Pictures stay out of your copy, but everything else in the records below must be repeated exactly.

[[ THE RECORDS open ]]

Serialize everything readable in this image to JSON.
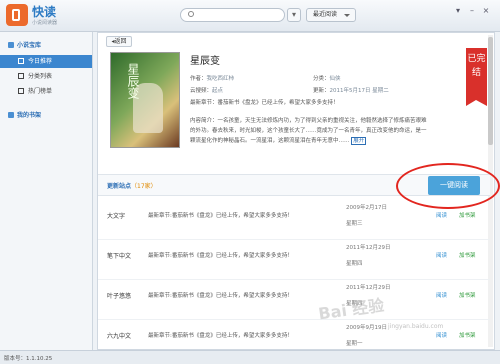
{
  "app": {
    "name": "快读",
    "subtitle": "小说阅读器"
  },
  "header": {
    "recent_label": "最近阅读",
    "search_value": ""
  },
  "sidebar": {
    "library_title": "小说宝库",
    "items": [
      {
        "label": "今日推荐",
        "active": true
      },
      {
        "label": "分类列表",
        "active": false
      },
      {
        "label": "热门榜单",
        "active": false
      }
    ],
    "shelf_title": "我的书架"
  },
  "main": {
    "back_label": "返回",
    "book": {
      "title": "星辰变",
      "cover_text": "星辰变",
      "author_label": "作者：",
      "author": "我吃西红柿",
      "category_label": "分类：",
      "category": "仙侠",
      "platform_label": "云搜频：",
      "platform": "起点",
      "update_label": "更新：",
      "update": "2011年5月17日 星期二",
      "latest_label": "最新章节：",
      "latest": "番茄新书《盘龙》已经上传，希望大家多多支持！",
      "status": "已完结",
      "intro_label": "内容简介：",
      "intro": "一名孩童，天生无法修炼内功，为了得到父亲的重视关注，他毅然选择了修炼痛苦艰难的外功。春去秋来，时光如梭，这个孩童长大了……竟成为了一名青年，真正改变他的命运，是一颗流星化作的神秘晶石。一流星泪，这颗流星泪在青年无意中……",
      "more_label": "展开"
    },
    "sites": {
      "title": "更新站点",
      "count": "（17家）",
      "read_button": "一键阅读",
      "rows": [
        {
          "site": "大文字",
          "update": "最新章节:番茄新书《盘龙》已经上传，希望大家多多支持！",
          "date": "2009年2月17日",
          "weekday": "星期三",
          "read": "阅读",
          "add": "加书架"
        },
        {
          "site": "笔下中文",
          "update": "最新章节:番茄新书《盘龙》已经上传，希望大家多多支持！",
          "date": "2011年12月29日",
          "weekday": "星期四",
          "read": "阅读",
          "add": "加书架"
        },
        {
          "site": "叶子悠悠",
          "update": "最新章节:番茄新书《盘龙》已经上传，希望大家多多支持！",
          "date": "2011年12月29日",
          "weekday": "星期四",
          "read": "阅读",
          "add": "加书架"
        },
        {
          "site": "六九中文",
          "update": "最新章节:番茄新书《盘龙》已经上传，希望大家多多支持！",
          "date": "2009年9月19日",
          "weekday": "星期一",
          "read": "阅读",
          "add": "加书架"
        }
      ]
    }
  },
  "status": {
    "version": "版本号：1.1.10.25"
  },
  "watermark": {
    "text": "Bai 经验",
    "url": "jingyan.baidu.com"
  },
  "colors": {
    "accent": "#3b86cf",
    "read_button": "#4ba3da",
    "ribbon": "#d9302b",
    "annotation": "#e2261f"
  }
}
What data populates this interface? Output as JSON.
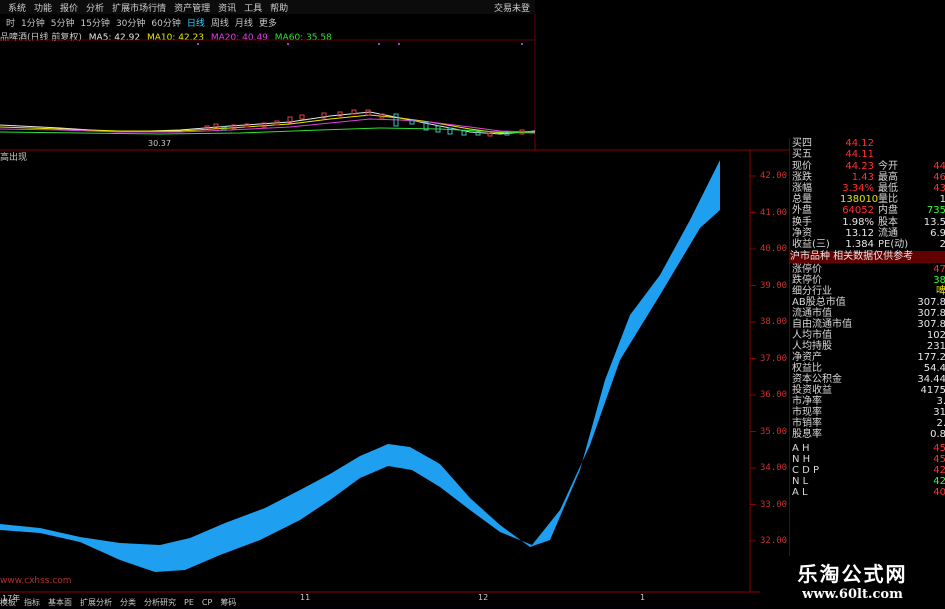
{
  "menu": {
    "items": [
      "系统",
      "功能",
      "报价",
      "分析",
      "扩展市场行情",
      "资产管理",
      "资讯",
      "工具",
      "帮助"
    ],
    "right": "交易未登"
  },
  "periods": {
    "items": [
      "时",
      "1分钟",
      "5分钟",
      "15分钟",
      "30分钟",
      "60分钟",
      "日线",
      "周线",
      "月线",
      "更多"
    ],
    "active": "日线"
  },
  "ma_info": {
    "title": "品啤酒(日线 前复权)",
    "ma5": "MA5: 42.92",
    "ma10": "MA10: 42.23",
    "ma20": "MA20: 40.49",
    "ma60": "MA60: 35.58"
  },
  "top_chart": {
    "low_label": "30.37"
  },
  "sub_chart": {
    "label": "高出现",
    "watermark": "www.cxhss.com"
  },
  "price_scale": [
    "42.00",
    "41.00",
    "40.00",
    "39.00",
    "38.00",
    "37.00",
    "36.00",
    "35.00",
    "34.00",
    "33.00",
    "32.00"
  ],
  "quote": {
    "asks": [
      {
        "label": "买四",
        "value": "44.12"
      },
      {
        "label": "买五",
        "value": "44.11"
      }
    ],
    "rows": [
      {
        "l": "现价",
        "v": "44.23",
        "vc": "red",
        "l2": "今开",
        "v2": "44",
        "v2c": "red"
      },
      {
        "l": "涨跌",
        "v": "1.43",
        "vc": "red",
        "l2": "最高",
        "v2": "46",
        "v2c": "red"
      },
      {
        "l": "涨幅",
        "v": "3.34%",
        "vc": "red",
        "l2": "最低",
        "v2": "43",
        "v2c": "red"
      },
      {
        "l": "总量",
        "v": "138010",
        "vc": "yellow",
        "l2": "量比",
        "v2": "1",
        "v2c": "white"
      },
      {
        "l": "外盘",
        "v": "64052",
        "vc": "red",
        "l2": "内盘",
        "v2": "735",
        "v2c": "green"
      },
      {
        "l": "换手",
        "v": "1.98%",
        "vc": "white",
        "l2": "股本",
        "v2": "13.5",
        "v2c": "white"
      },
      {
        "l": "净资",
        "v": "13.12",
        "vc": "white",
        "l2": "流通",
        "v2": "6.9",
        "v2c": "white"
      },
      {
        "l": "收益(三)",
        "v": "1.384",
        "vc": "white",
        "l2": "PE(动)",
        "v2": "2",
        "v2c": "white"
      }
    ],
    "section_header": "沪市品种  相关数据仅供参考",
    "fund_rows": [
      {
        "l": "涨停价",
        "v": "47",
        "vc": "red"
      },
      {
        "l": "跌停价",
        "v": "38",
        "vc": "green"
      },
      {
        "l": "细分行业",
        "v": "啤",
        "vc": "yellow"
      },
      {
        "l": "AB股总市值",
        "v": "307.8",
        "vc": "white"
      },
      {
        "l": "流通市值",
        "v": "307.8",
        "vc": "white"
      },
      {
        "l": "自由流通市值",
        "v": "307.8",
        "vc": "white"
      },
      {
        "l": "人均市值",
        "v": "102",
        "vc": "white"
      },
      {
        "l": "人均持股",
        "v": "231",
        "vc": "white"
      },
      {
        "l": "净资产",
        "v": "177.2",
        "vc": "white"
      },
      {
        "l": "权益比",
        "v": "54.4",
        "vc": "white"
      },
      {
        "l": "资本公积金",
        "v": "34.44",
        "vc": "white"
      },
      {
        "l": "投资收益",
        "v": "4175",
        "vc": "white"
      },
      {
        "l": "市净率",
        "v": "3.",
        "vc": "white"
      },
      {
        "l": "市现率",
        "v": "31",
        "vc": "white"
      },
      {
        "l": "市销率",
        "v": "2.",
        "vc": "white"
      },
      {
        "l": "股息率",
        "v": "0.8",
        "vc": "white"
      }
    ],
    "indicator_rows": [
      {
        "l": "A H",
        "v": "45",
        "vc": "red"
      },
      {
        "l": "N H",
        "v": "45",
        "vc": "red"
      },
      {
        "l": "C D P",
        "v": "42",
        "vc": "red"
      },
      {
        "l": "N L",
        "v": "42",
        "vc": "green"
      },
      {
        "l": "A L",
        "v": "40",
        "vc": "red"
      }
    ]
  },
  "date_axis": [
    "17年",
    "11",
    "12",
    "1"
  ],
  "bottom_tabs": [
    "模板",
    "指标",
    "基本面",
    "扩展分析",
    "分类",
    "分析研究",
    "PE",
    "CP",
    "筹码"
  ],
  "brand": {
    "name": "乐淘公式网",
    "url": "www.60lt.com"
  },
  "colors": {
    "band": "#1e9ff0",
    "grid": "#8b0000",
    "price_scale": "#c83030"
  }
}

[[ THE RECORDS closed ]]

▶ [SOLUTION TO THIS EXERCISE]:
Serialize everything readable in this image to JSON.
{
  "app": {
    "name": "快读",
    "subtitle": "小说阅读器"
  },
  "header": {
    "recent_label": "最近阅读",
    "search_value": ""
  },
  "sidebar": {
    "library_title": "小说宝库",
    "items": [
      {
        "label": "今日推荐",
        "active": true
      },
      {
        "label": "分类列表",
        "active": false
      },
      {
        "label": "热门榜单",
        "active": false
      }
    ],
    "shelf_title": "我的书架"
  },
  "main": {
    "back_label": "返回",
    "book": {
      "title": "星辰变",
      "cover_text": "星辰变",
      "author_label": "作者：",
      "author": "我吃西红柿",
      "category_label": "分类：",
      "category": "仙侠",
      "platform_label": "云搜频：",
      "platform": "起点",
      "update_label": "更新：",
      "update": "2011年5月17日 星期二",
      "latest_label": "最新章节：",
      "latest": "番茄新书《盘龙》已经上传，希望大家多多支持！",
      "status": "已完结",
      "intro_label": "内容简介：",
      "intro": "一名孩童，天生无法修炼内功，为了得到父亲的重视关注，他毅然选择了修炼痛苦艰难的外功。春去秋来，时光如梭，这个孩童长大了……竟成为了一名青年，真正改变他的命运，是一颗流星化作的神秘晶石。一流星泪，这颗流星泪在青年无意中……",
      "more_label": "展开"
    },
    "sites": {
      "title": "更新站点",
      "count": "（17家）",
      "read_button": "一键阅读",
      "rows": [
        {
          "site": "大文字",
          "update": "最新章节:番茄新书《盘龙》已经上传，希望大家多多支持！",
          "date": "2009年2月17日",
          "weekday": "星期三",
          "read": "阅读",
          "add": "加书架"
        },
        {
          "site": "笔下中文",
          "update": "最新章节:番茄新书《盘龙》已经上传，希望大家多多支持！",
          "date": "2011年12月29日",
          "weekday": "星期四",
          "read": "阅读",
          "add": "加书架"
        },
        {
          "site": "叶子悠悠",
          "update": "最新章节:番茄新书《盘龙》已经上传，希望大家多多支持！",
          "date": "2011年12月29日",
          "weekday": "星期四",
          "read": "阅读",
          "add": "加书架"
        },
        {
          "site": "六九中文",
          "update": "最新章节:番茄新书《盘龙》已经上传，希望大家多多支持！",
          "date": "2009年9月19日",
          "weekday": "星期一",
          "read": "阅读",
          "add": "加书架"
        }
      ]
    }
  },
  "status": {
    "version": "版本号：1.1.10.25"
  },
  "watermark": {
    "text": "Bai 经验",
    "url": "jingyan.baidu.com"
  },
  "colors": {
    "accent": "#3b86cf",
    "read_button": "#4ba3da",
    "ribbon": "#d9302b",
    "annotation": "#e2261f"
  }
}
What data populates this interface? Output as JSON.
{
  "menu": {
    "items": [
      "系统",
      "功能",
      "报价",
      "分析",
      "扩展市场行情",
      "资产管理",
      "资讯",
      "工具",
      "帮助"
    ],
    "right": "交易未登"
  },
  "periods": {
    "items": [
      "时",
      "1分钟",
      "5分钟",
      "15分钟",
      "30分钟",
      "60分钟",
      "日线",
      "周线",
      "月线",
      "更多"
    ],
    "active": "日线"
  },
  "ma_info": {
    "title": "品啤酒(日线 前复权)",
    "ma5": "MA5: 42.92",
    "ma10": "MA10: 42.23",
    "ma20": "MA20: 40.49",
    "ma60": "MA60: 35.58"
  },
  "top_chart": {
    "low_label": "30.37"
  },
  "sub_chart": {
    "label": "高出现",
    "watermark": "www.cxhss.com"
  },
  "price_scale": [
    "42.00",
    "41.00",
    "40.00",
    "39.00",
    "38.00",
    "37.00",
    "36.00",
    "35.00",
    "34.00",
    "33.00",
    "32.00"
  ],
  "quote": {
    "asks": [
      {
        "label": "买四",
        "value": "44.12"
      },
      {
        "label": "买五",
        "value": "44.11"
      }
    ],
    "rows": [
      {
        "l": "现价",
        "v": "44.23",
        "vc": "red",
        "l2": "今开",
        "v2": "44",
        "v2c": "red"
      },
      {
        "l": "涨跌",
        "v": "1.43",
        "vc": "red",
        "l2": "最高",
        "v2": "46",
        "v2c": "red"
      },
      {
        "l": "涨幅",
        "v": "3.34%",
        "vc": "red",
        "l2": "最低",
        "v2": "43",
        "v2c": "red"
      },
      {
        "l": "总量",
        "v": "138010",
        "vc": "yellow",
        "l2": "量比",
        "v2": "1",
        "v2c": "white"
      },
      {
        "l": "外盘",
        "v": "64052",
        "vc": "red",
        "l2": "内盘",
        "v2": "735",
        "v2c": "green"
      },
      {
        "l": "换手",
        "v": "1.98%",
        "vc": "white",
        "l2": "股本",
        "v2": "13.5",
        "v2c": "white"
      },
      {
        "l": "净资",
        "v": "13.12",
        "vc": "white",
        "l2": "流通",
        "v2": "6.9",
        "v2c": "white"
      },
      {
        "l": "收益(三)",
        "v": "1.384",
        "vc": "white",
        "l2": "PE(动)",
        "v2": "2",
        "v2c": "white"
      }
    ],
    "section_header": "沪市品种  相关数据仅供参考",
    "fund_rows": [
      {
        "l": "涨停价",
        "v": "47",
        "vc": "red"
      },
      {
        "l": "跌停价",
        "v": "38",
        "vc": "green"
      },
      {
        "l": "细分行业",
        "v": "啤",
        "vc": "yellow"
      },
      {
        "l": "AB股总市值",
        "v": "307.8",
        "vc": "white"
      },
      {
        "l": "流通市值",
        "v": "307.8",
        "vc": "white"
      },
      {
        "l": "自由流通市值",
        "v": "307.8",
        "vc": "white"
      },
      {
        "l": "人均市值",
        "v": "102",
        "vc": "white"
      },
      {
        "l": "人均持股",
        "v": "231",
        "vc": "white"
      },
      {
        "l": "净资产",
        "v": "177.2",
        "vc": "white"
      },
      {
        "l": "权益比",
        "v": "54.4",
        "vc": "white"
      },
      {
        "l": "资本公积金",
        "v": "34.44",
        "vc": "white"
      },
      {
        "l": "投资收益",
        "v": "4175",
        "vc": "white"
      },
      {
        "l": "市净率",
        "v": "3.",
        "vc": "white"
      },
      {
        "l": "市现率",
        "v": "31",
        "vc": "white"
      },
      {
        "l": "市销率",
        "v": "2.",
        "vc": "white"
      },
      {
        "l": "股息率",
        "v": "0.8",
        "vc": "white"
      }
    ],
    "indicator_rows": [
      {
        "l": "A H",
        "v": "45",
        "vc": "red"
      },
      {
        "l": "N H",
        "v": "45",
        "vc": "red"
      },
      {
        "l": "C D P",
        "v": "42",
        "vc": "red"
      },
      {
        "l": "N L",
        "v": "42",
        "vc": "green"
      },
      {
        "l": "A L",
        "v": "40",
        "vc": "red"
      }
    ]
  },
  "date_axis": [
    "17年",
    "11",
    "12",
    "1"
  ],
  "bottom_tabs": [
    "模板",
    "指标",
    "基本面",
    "扩展分析",
    "分类",
    "分析研究",
    "PE",
    "CP",
    "筹码"
  ],
  "brand": {
    "name": "乐淘公式网",
    "url": "www.60lt.com"
  },
  "colors": {
    "band": "#1e9ff0",
    "grid": "#8b0000",
    "price_scale": "#c83030"
  }
}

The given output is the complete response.